Toni Giugliano the SNP’s prospective candidate for Dumbarton.
It also caused a national outcry when Harry Potter author JK Rowling became entangled in a similar controversy in Edinburgh.
Meanwhile, Scottish Trans (ST), part of the LGBTI human rights charity Equality Network supported by Toni Giugliano the SNP’s prospective candidate to stand for election in Dumbarton – the constituency covers Dumbarton, Vale of Leven, Helensburgh and Lomond – have been given permission to intervene in a legal case, which is seeking to throw out legislation passed two years ago, ensuring greater involvement of women in public life in Scotland.
The Gender Representation on Public Boards (Scotland) Act 2018, guarantees women 50% of places on public boards, and was welcomed by all parties as step towards equality.
A group called ‘For Women Scotland’ (FWS) wants the Act scrapped, because they object to the fact it allows trans women to be included in that 50%. Trans women make up an estimated 0.2% of the Scottish population.
According to FWS’ crowd funding page, it has raised over £60,000 to bring the challenge against Holyrood in Scotland’s supreme civil court. Scottish Trans is also paying for all fees related to the case out of fundraising donations.
The case is due to be heard by the Court of Session on 7 January next year.
Senior judges have now granted Scottish Trans permission to act as third-party ‘interveners’, which means they can submit evidence to the court about why they believe changing the legislation would be an unnecessary setback to trans equality and inclusion.
ST believes FWS’ actions are damaging to the interests of all women, which they say is why they applied for permission to intervene in the case.
A spokesperson told The Democrat: “We believe the law that FWS seeks to overturn is fair, inclusive, and working well, and we support the Scottish government’s attempts to increase diversity on public boards.
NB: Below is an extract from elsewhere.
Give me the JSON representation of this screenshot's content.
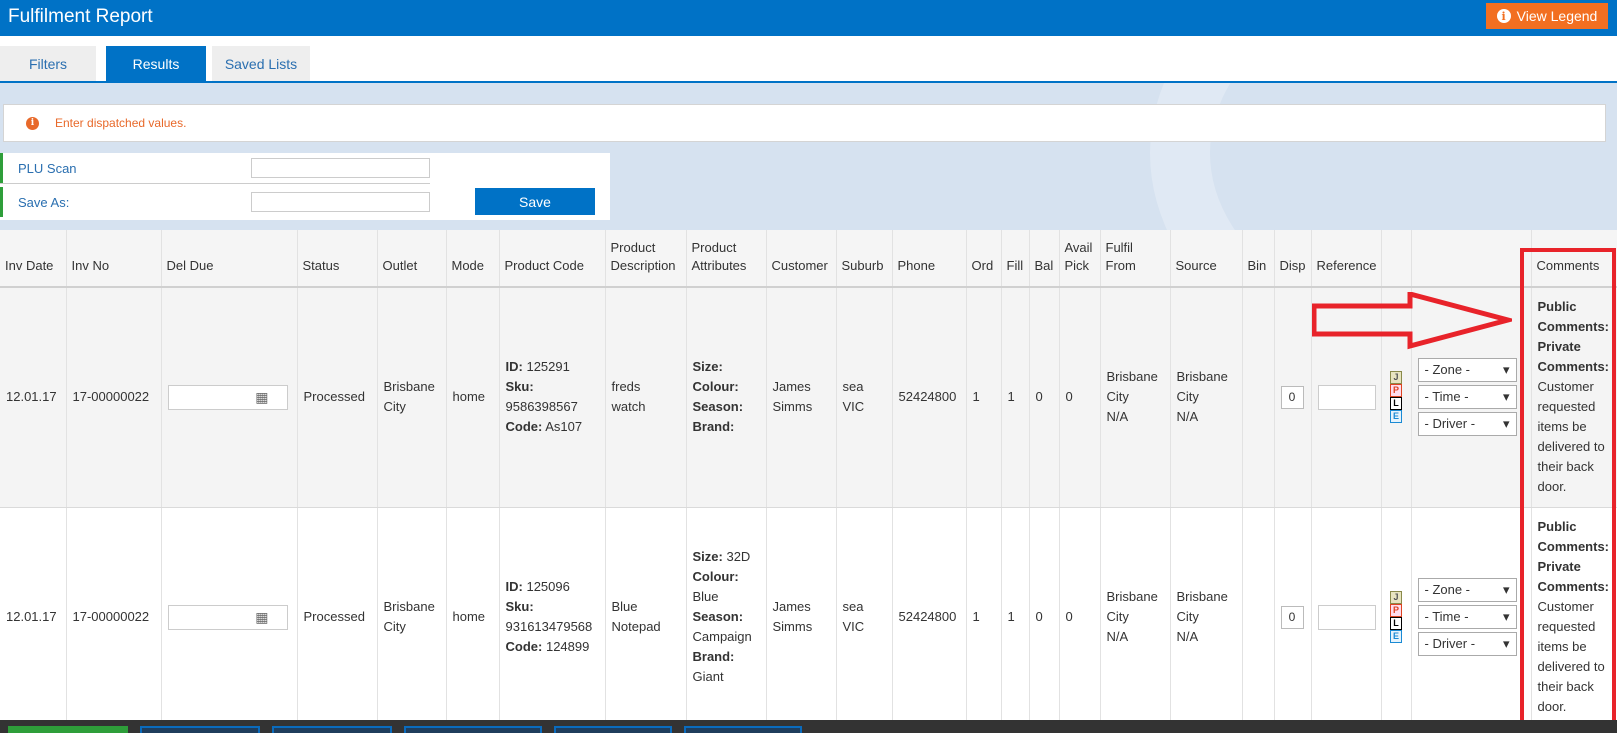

Trans women are virtually invisible in our public life, and we are against putting greater obstacles in their way.”
Meanwhile, the following letter has been circulated via social media to women in the SNP by Alistair Davidson, who wrote: “I have been asked by a number of women in the SNP to share this.“We, as women SNP activists, condemn the decision by the SNP to whip MSPs to vote in favour of the amendment to the Forensic Medical Services Bill (10-12-2020).
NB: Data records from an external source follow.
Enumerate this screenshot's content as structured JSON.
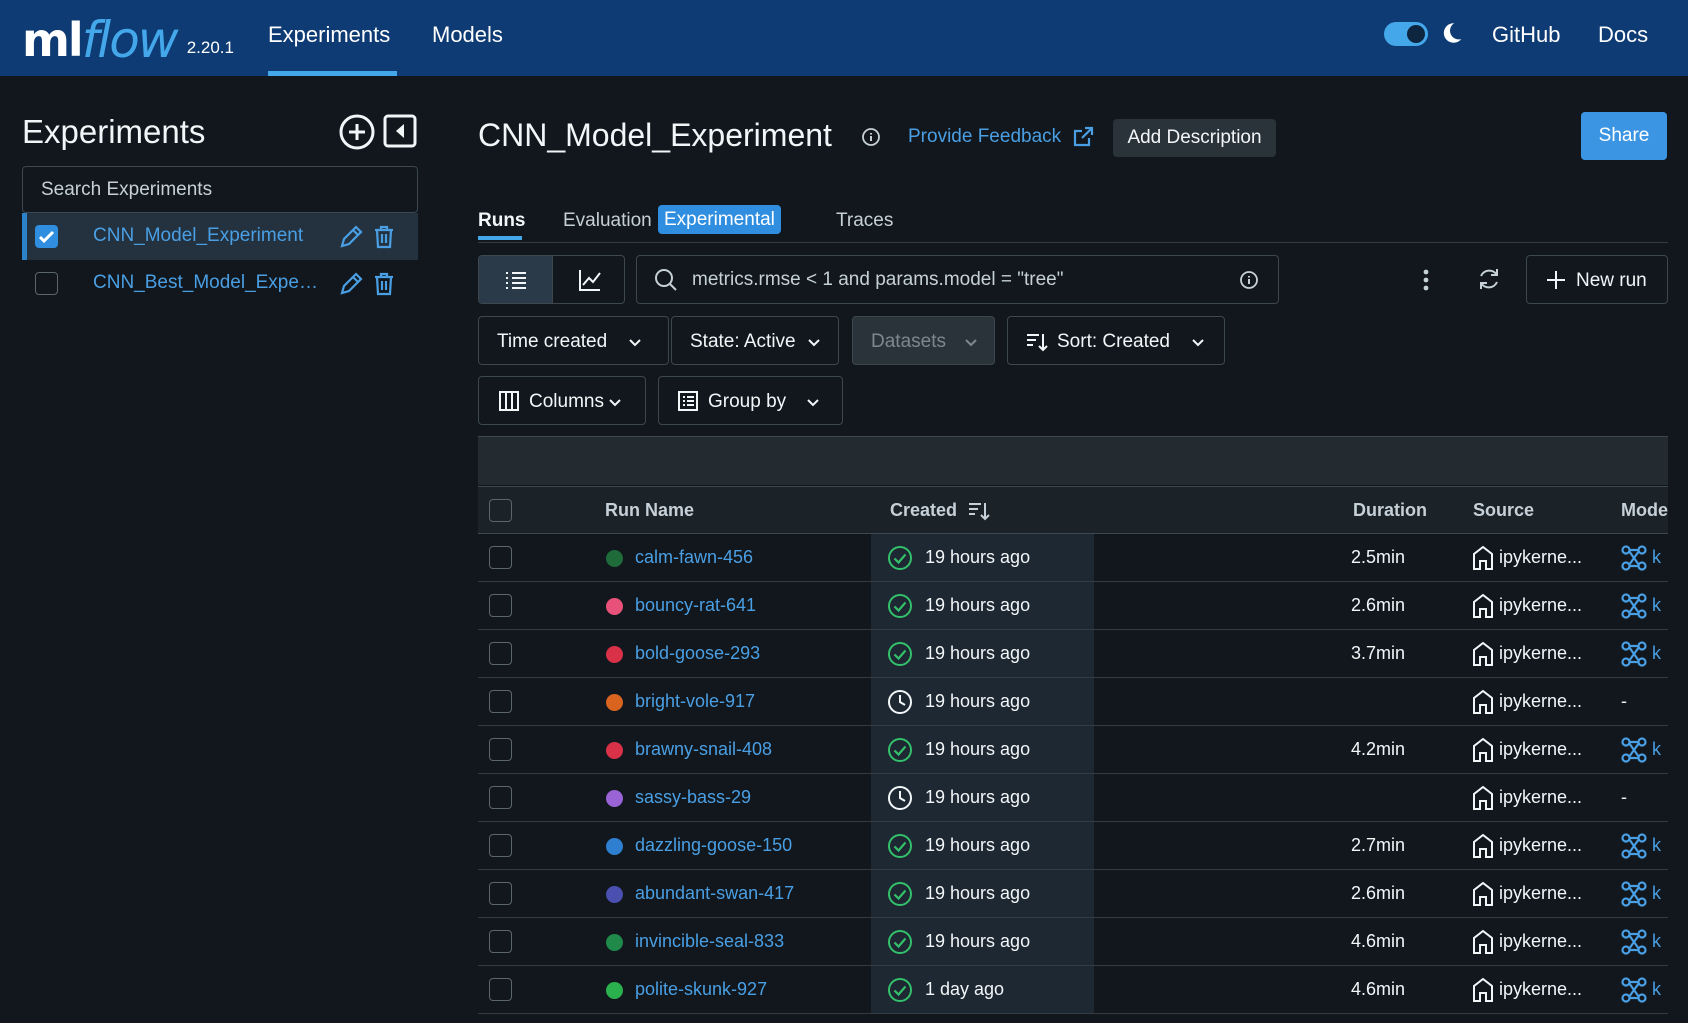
{
  "header": {
    "logo_ml": "ml",
    "logo_flow": "flow",
    "version": "2.20.1",
    "nav": [
      "Experiments",
      "Models"
    ],
    "links": [
      "GitHub",
      "Docs"
    ],
    "accent": "#43a7ea",
    "bar_color": "#0e3b73"
  },
  "sidebar": {
    "title": "Experiments",
    "search_placeholder": "Search Experiments",
    "experiments": [
      {
        "name": "CNN_Model_Experiment",
        "checked": true
      },
      {
        "name": "CNN_Best_Model_Experi...",
        "checked": false
      }
    ]
  },
  "main": {
    "title": "CNN_Model_Experiment",
    "feedback": "Provide Feedback",
    "add_description": "Add Description",
    "share": "Share",
    "tabs": {
      "runs": "Runs",
      "evaluation": "Evaluation",
      "experimental_badge": "Experimental",
      "traces": "Traces"
    },
    "search_query": "metrics.rmse < 1 and params.model = \"tree\"",
    "new_run": "New run",
    "filters": {
      "time_created": "Time created",
      "state": "State: Active",
      "datasets": "Datasets",
      "sort": "Sort: Created",
      "columns": "Columns",
      "group_by": "Group by"
    }
  },
  "table": {
    "columns": {
      "run_name": "Run Name",
      "created": "Created",
      "duration": "Duration",
      "source": "Source",
      "models": "Mode"
    },
    "rows": [
      {
        "name": "calm-fawn-456",
        "color": "#1f6b3a",
        "status": "finished",
        "created": "19 hours ago",
        "duration": "2.5min",
        "source": "ipykerne...",
        "model": "k"
      },
      {
        "name": "bouncy-rat-641",
        "color": "#e8527a",
        "status": "finished",
        "created": "19 hours ago",
        "duration": "2.6min",
        "source": "ipykerne...",
        "model": "k"
      },
      {
        "name": "bold-goose-293",
        "color": "#d93148",
        "status": "finished",
        "created": "19 hours ago",
        "duration": "3.7min",
        "source": "ipykerne...",
        "model": "k"
      },
      {
        "name": "bright-vole-917",
        "color": "#d8641f",
        "status": "running",
        "created": "19 hours ago",
        "duration": "",
        "source": "ipykerne...",
        "model": "-"
      },
      {
        "name": "brawny-snail-408",
        "color": "#d93148",
        "status": "finished",
        "created": "19 hours ago",
        "duration": "4.2min",
        "source": "ipykerne...",
        "model": "k"
      },
      {
        "name": "sassy-bass-29",
        "color": "#9a64d6",
        "status": "running",
        "created": "19 hours ago",
        "duration": "",
        "source": "ipykerne...",
        "model": "-"
      },
      {
        "name": "dazzling-goose-150",
        "color": "#2f7fd0",
        "status": "finished",
        "created": "19 hours ago",
        "duration": "2.7min",
        "source": "ipykerne...",
        "model": "k"
      },
      {
        "name": "abundant-swan-417",
        "color": "#4a4fb0",
        "status": "finished",
        "created": "19 hours ago",
        "duration": "2.6min",
        "source": "ipykerne...",
        "model": "k"
      },
      {
        "name": "invincible-seal-833",
        "color": "#1f8a4a",
        "status": "finished",
        "created": "19 hours ago",
        "duration": "4.6min",
        "source": "ipykerne...",
        "model": "k"
      },
      {
        "name": "polite-skunk-927",
        "color": "#2bb04e",
        "status": "finished",
        "created": "1 day ago",
        "duration": "4.6min",
        "source": "ipykerne...",
        "model": "k"
      }
    ]
  }
}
“In law, the words “gender” and “sex” do not have distinct meanings, so this amendment changed nothing pertaining to the execution of this legislation. Instead, the purpose of this amendment was to act as a “dogwhistle” – a covert signal – to anti-trans campaigners who frequently use the term ‘sex-based’ rights to refer to denying trans women the same legal protections as cis women.
“We also condemn the abuse that Rape Crisis Scotland has faced for opposing this amendment. The Forensic Medical Services Bill is a vital piece of legislation that will help sexual abuse survivors. The passage of this Bill should rightly be celebrated, and it is shocking that such an important issue has been overshadowed by transphobic rhetoric. Rather than have a chance to celebrate the culmination of their hard work in the passage of the Bill, Rape Crisis Scotland have had to leave social media due to the abuse they have suffered from those who supported the amendment. An attack on Rape Crisis Scotland is an attack on all of us as women.
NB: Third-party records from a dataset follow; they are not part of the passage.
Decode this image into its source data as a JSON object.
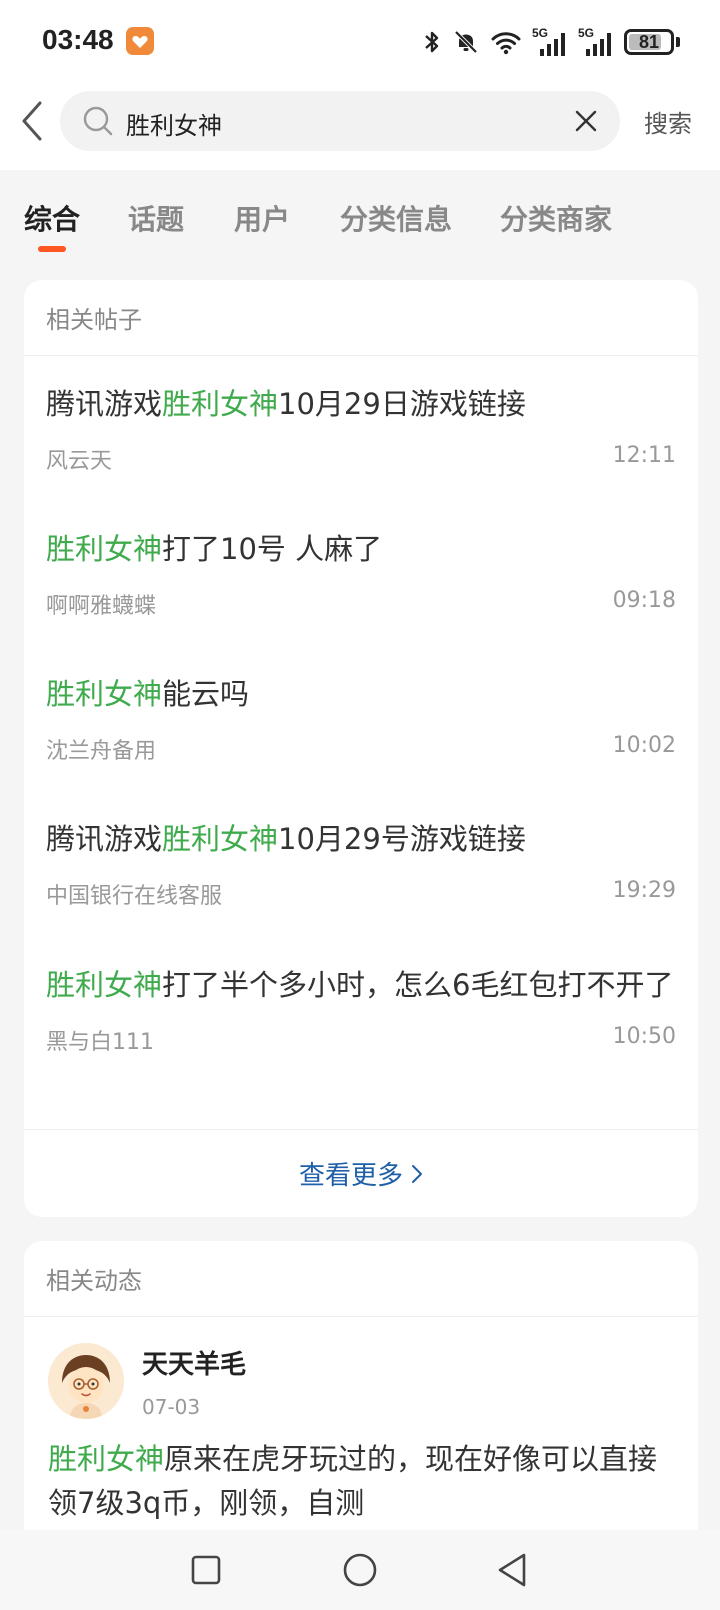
{
  "status_bar": {
    "time": "03:48",
    "network_1": "5G",
    "network_2": "5G",
    "battery": "81",
    "battery_level": 0.81
  },
  "search": {
    "query": "胜利女神",
    "search_label": "搜索"
  },
  "tabs": [
    {
      "label": "综合",
      "active": true
    },
    {
      "label": "话题",
      "active": false
    },
    {
      "label": "用户",
      "active": false
    },
    {
      "label": "分类信息",
      "active": false
    },
    {
      "label": "分类商家",
      "active": false
    }
  ],
  "related_posts": {
    "header": "相关帖子",
    "items": [
      {
        "title_before": "腾讯游戏",
        "title_highlight": "胜利女神",
        "title_after": "10月29日游戏链接",
        "author": "风云天",
        "time": "12:11"
      },
      {
        "title_before": "",
        "title_highlight": "胜利女神",
        "title_after": "打了10号 人麻了",
        "author": "啊啊雅蠛蝶",
        "time": "09:18"
      },
      {
        "title_before": "",
        "title_highlight": "胜利女神",
        "title_after": "能云吗",
        "author": "沈兰舟备用",
        "time": "10:02"
      },
      {
        "title_before": "腾讯游戏",
        "title_highlight": "胜利女神",
        "title_after": "10月29号游戏链接",
        "author": "中国银行在线客服",
        "time": "19:29"
      },
      {
        "title_before": "",
        "title_highlight": "胜利女神",
        "title_after": "打了半个多小时，怎么6毛红包打不开了",
        "author": "黑与白111",
        "time": "10:50"
      }
    ],
    "see_more": "查看更多"
  },
  "related_feeds": {
    "header": "相关动态",
    "user_name": "天天羊毛",
    "date": "07-03",
    "text_highlight": "胜利女神",
    "text_after": "原来在虎牙玩过的，现在好像可以直接领7级3q币，刚领，自测"
  },
  "colors": {
    "highlight": "#3fab4c",
    "tab_indicator": "#ff5722",
    "link": "#1f5fa8",
    "app_badge": "#f08a3a"
  },
  "icons": {
    "back": "back-arrow-icon",
    "search": "magnifier-icon",
    "clear": "close-icon",
    "see_more": "chevron-right-icon",
    "nav_recent": "square-icon",
    "nav_home": "circle-icon",
    "nav_back": "triangle-back-icon"
  }
}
“The actions of the MSP group lacked integrity and pandered to a small group within the SNP and independence movement that is hostile to trans rights. In doing so, they not only encourage further attacks on a marginalised group, but also are driving the next generation of activists out of the Party and out of the movement.
“The SNP is the party of independence and also the party of government – as the party of government, we must be a living example here and now of the ideals that we claim to hold for an independent Scotland. We activists believe in the values of fairness, equality and social justice that the SNP claims for its own.
“In condemning the party’s actions, we call on the leadership to live up to these ideals and embody our vision of an independent future.”